▶ Assignment: Within the records that follow, count the lines containing the string "Диалоги". Reply only with the count.

▶ Data for processing:
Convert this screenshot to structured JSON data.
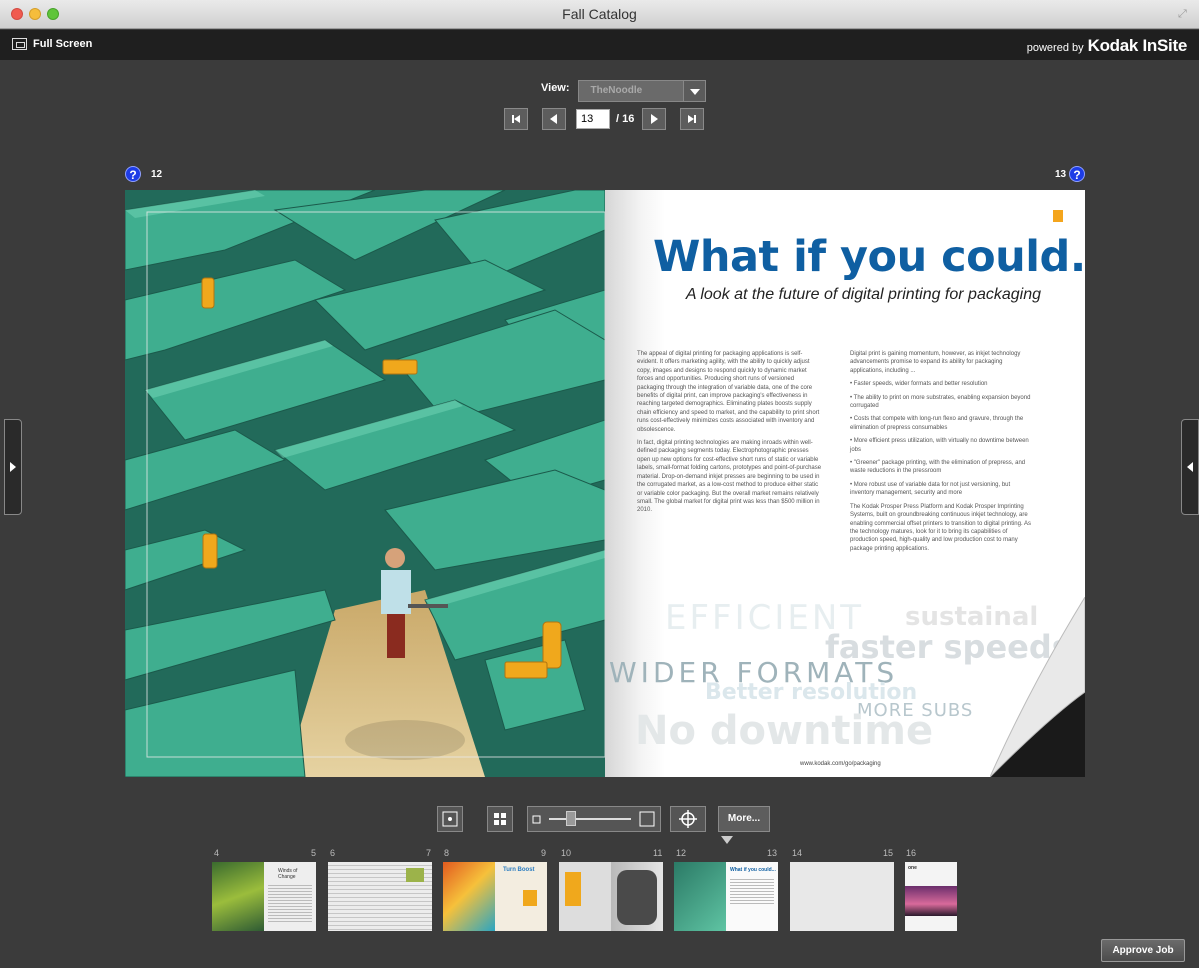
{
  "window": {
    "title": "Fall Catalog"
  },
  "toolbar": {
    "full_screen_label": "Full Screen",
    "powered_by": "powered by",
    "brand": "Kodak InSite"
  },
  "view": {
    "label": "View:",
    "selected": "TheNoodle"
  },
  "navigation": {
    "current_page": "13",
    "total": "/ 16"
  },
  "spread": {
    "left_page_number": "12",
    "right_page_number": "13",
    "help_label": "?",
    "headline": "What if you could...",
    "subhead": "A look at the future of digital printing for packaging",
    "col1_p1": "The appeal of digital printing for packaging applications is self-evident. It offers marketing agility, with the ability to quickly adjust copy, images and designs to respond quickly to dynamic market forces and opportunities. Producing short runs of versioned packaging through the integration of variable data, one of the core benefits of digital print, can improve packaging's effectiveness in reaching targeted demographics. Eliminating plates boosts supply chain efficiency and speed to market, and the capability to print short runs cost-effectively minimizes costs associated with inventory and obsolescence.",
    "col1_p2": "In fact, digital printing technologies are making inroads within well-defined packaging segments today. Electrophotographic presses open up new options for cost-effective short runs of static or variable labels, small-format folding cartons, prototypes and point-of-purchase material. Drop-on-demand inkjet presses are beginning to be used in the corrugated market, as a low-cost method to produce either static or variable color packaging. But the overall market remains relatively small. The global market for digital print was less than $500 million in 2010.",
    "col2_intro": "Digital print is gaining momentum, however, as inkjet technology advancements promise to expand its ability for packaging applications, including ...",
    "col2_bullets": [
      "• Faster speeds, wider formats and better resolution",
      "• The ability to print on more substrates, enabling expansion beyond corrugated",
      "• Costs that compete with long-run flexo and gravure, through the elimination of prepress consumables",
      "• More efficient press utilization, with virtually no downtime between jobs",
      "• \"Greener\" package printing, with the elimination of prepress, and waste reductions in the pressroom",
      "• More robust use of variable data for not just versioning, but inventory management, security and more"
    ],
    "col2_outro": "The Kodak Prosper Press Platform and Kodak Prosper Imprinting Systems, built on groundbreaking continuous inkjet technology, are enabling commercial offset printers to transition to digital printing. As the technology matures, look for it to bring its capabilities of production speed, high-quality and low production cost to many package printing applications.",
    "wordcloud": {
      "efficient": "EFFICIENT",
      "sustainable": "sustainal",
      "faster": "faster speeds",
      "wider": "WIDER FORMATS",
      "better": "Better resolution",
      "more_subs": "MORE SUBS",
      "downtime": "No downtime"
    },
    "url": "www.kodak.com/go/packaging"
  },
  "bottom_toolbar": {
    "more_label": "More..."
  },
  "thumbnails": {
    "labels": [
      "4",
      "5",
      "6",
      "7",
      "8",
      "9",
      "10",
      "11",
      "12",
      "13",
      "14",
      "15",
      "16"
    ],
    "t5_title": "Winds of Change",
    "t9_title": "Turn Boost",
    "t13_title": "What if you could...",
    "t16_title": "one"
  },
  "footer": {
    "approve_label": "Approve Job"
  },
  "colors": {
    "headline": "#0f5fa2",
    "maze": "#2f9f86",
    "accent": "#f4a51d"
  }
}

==

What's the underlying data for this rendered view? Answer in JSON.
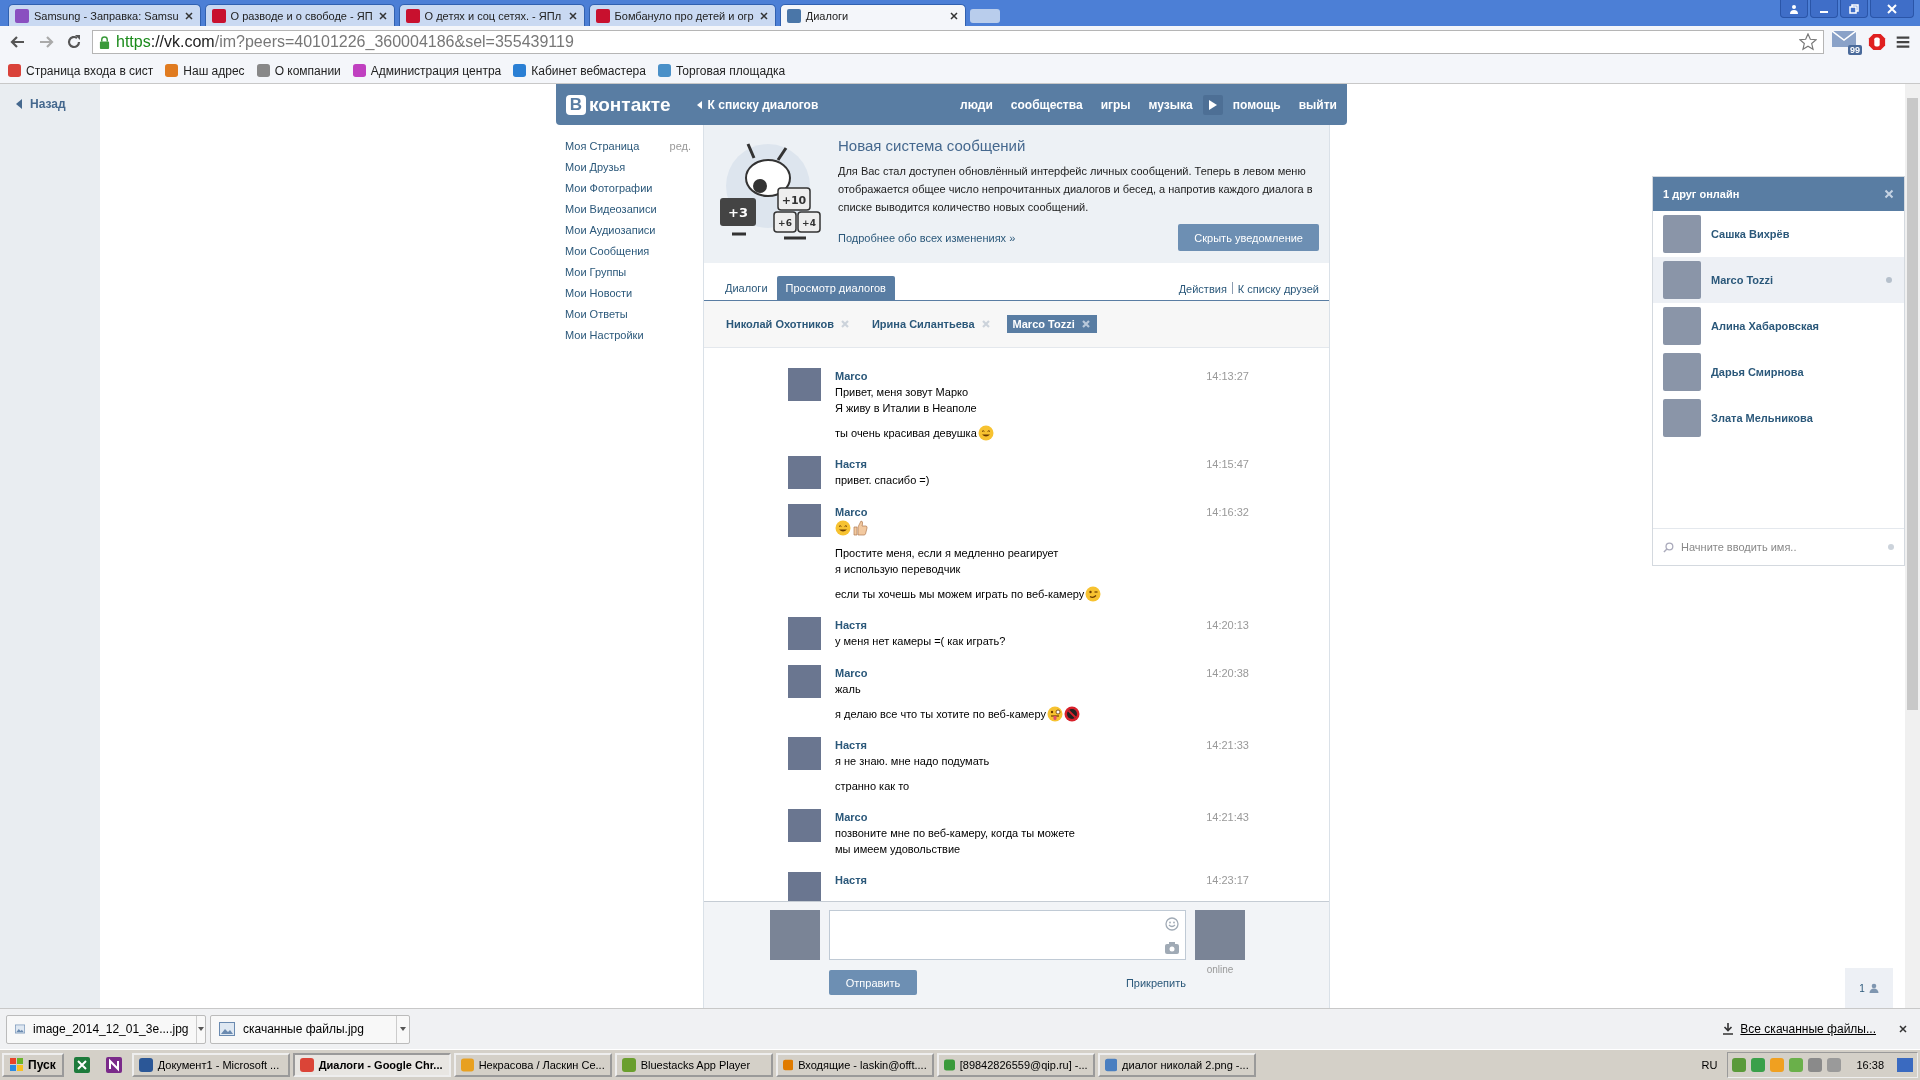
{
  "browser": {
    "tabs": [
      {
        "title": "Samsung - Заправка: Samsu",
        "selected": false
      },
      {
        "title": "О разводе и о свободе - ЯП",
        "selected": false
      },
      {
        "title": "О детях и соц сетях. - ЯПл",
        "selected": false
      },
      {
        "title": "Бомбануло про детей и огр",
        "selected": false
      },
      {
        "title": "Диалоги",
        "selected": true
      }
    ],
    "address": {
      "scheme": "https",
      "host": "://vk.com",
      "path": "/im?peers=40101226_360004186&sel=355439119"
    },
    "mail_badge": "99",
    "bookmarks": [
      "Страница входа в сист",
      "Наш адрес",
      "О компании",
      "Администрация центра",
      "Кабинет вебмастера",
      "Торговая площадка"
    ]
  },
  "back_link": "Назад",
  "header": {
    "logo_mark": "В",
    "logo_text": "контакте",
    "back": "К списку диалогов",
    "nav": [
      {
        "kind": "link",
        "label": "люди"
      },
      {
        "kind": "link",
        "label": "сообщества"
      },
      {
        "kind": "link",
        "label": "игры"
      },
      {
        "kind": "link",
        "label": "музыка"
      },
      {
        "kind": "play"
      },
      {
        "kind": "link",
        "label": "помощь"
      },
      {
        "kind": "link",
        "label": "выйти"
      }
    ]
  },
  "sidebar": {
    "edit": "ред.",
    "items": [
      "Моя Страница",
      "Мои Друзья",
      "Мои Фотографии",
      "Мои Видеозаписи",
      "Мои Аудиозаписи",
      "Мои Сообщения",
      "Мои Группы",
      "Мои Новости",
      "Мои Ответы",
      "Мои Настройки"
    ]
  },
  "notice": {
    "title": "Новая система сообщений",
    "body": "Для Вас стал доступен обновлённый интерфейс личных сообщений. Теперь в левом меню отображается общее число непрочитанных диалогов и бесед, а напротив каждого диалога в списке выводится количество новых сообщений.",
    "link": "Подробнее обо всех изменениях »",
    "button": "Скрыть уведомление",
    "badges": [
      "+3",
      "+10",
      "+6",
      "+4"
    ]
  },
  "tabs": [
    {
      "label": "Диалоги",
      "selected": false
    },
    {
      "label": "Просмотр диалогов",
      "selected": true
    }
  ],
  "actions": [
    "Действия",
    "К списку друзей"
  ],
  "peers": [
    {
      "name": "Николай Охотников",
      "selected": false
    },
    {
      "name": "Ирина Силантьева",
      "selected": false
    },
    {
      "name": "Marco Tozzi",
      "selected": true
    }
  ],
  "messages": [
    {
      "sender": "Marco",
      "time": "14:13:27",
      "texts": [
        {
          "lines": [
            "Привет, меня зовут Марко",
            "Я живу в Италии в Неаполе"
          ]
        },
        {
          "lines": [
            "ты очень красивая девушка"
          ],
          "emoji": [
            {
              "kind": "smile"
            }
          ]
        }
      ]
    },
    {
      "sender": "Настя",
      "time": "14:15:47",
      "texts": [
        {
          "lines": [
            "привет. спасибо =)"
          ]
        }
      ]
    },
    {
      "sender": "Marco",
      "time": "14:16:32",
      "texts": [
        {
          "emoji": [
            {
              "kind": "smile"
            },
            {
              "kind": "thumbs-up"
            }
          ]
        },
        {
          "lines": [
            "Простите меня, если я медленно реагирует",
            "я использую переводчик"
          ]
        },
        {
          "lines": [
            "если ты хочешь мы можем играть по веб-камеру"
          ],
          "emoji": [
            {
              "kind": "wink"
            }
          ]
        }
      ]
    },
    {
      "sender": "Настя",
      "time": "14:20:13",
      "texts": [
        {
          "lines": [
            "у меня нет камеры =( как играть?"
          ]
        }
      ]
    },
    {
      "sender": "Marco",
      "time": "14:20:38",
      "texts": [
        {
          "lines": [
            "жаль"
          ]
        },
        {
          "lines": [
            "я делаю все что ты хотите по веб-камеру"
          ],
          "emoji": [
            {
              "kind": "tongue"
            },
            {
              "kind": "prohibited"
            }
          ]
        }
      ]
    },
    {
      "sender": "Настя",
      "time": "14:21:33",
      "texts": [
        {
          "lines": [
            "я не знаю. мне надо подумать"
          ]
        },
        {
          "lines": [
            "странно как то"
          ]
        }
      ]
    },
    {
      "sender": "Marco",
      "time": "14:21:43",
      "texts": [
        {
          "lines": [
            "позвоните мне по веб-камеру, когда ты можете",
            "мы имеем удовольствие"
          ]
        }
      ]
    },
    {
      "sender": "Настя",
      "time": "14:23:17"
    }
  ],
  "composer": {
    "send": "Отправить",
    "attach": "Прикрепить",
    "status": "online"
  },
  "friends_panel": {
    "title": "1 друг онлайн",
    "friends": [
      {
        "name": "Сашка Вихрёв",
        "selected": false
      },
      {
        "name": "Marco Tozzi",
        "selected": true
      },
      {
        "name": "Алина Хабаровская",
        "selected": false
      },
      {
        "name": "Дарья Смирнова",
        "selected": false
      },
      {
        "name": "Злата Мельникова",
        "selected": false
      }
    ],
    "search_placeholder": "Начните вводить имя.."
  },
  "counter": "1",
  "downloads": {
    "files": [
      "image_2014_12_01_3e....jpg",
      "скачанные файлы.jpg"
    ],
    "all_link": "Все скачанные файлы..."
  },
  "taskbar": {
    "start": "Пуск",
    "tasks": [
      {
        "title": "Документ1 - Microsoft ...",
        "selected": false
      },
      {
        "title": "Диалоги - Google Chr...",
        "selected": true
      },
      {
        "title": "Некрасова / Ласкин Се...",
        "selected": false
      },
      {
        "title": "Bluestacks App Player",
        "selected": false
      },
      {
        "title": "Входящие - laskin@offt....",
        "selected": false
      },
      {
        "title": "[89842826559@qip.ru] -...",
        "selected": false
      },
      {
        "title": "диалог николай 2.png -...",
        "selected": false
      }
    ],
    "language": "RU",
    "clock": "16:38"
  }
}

▶ Completed exercise: 3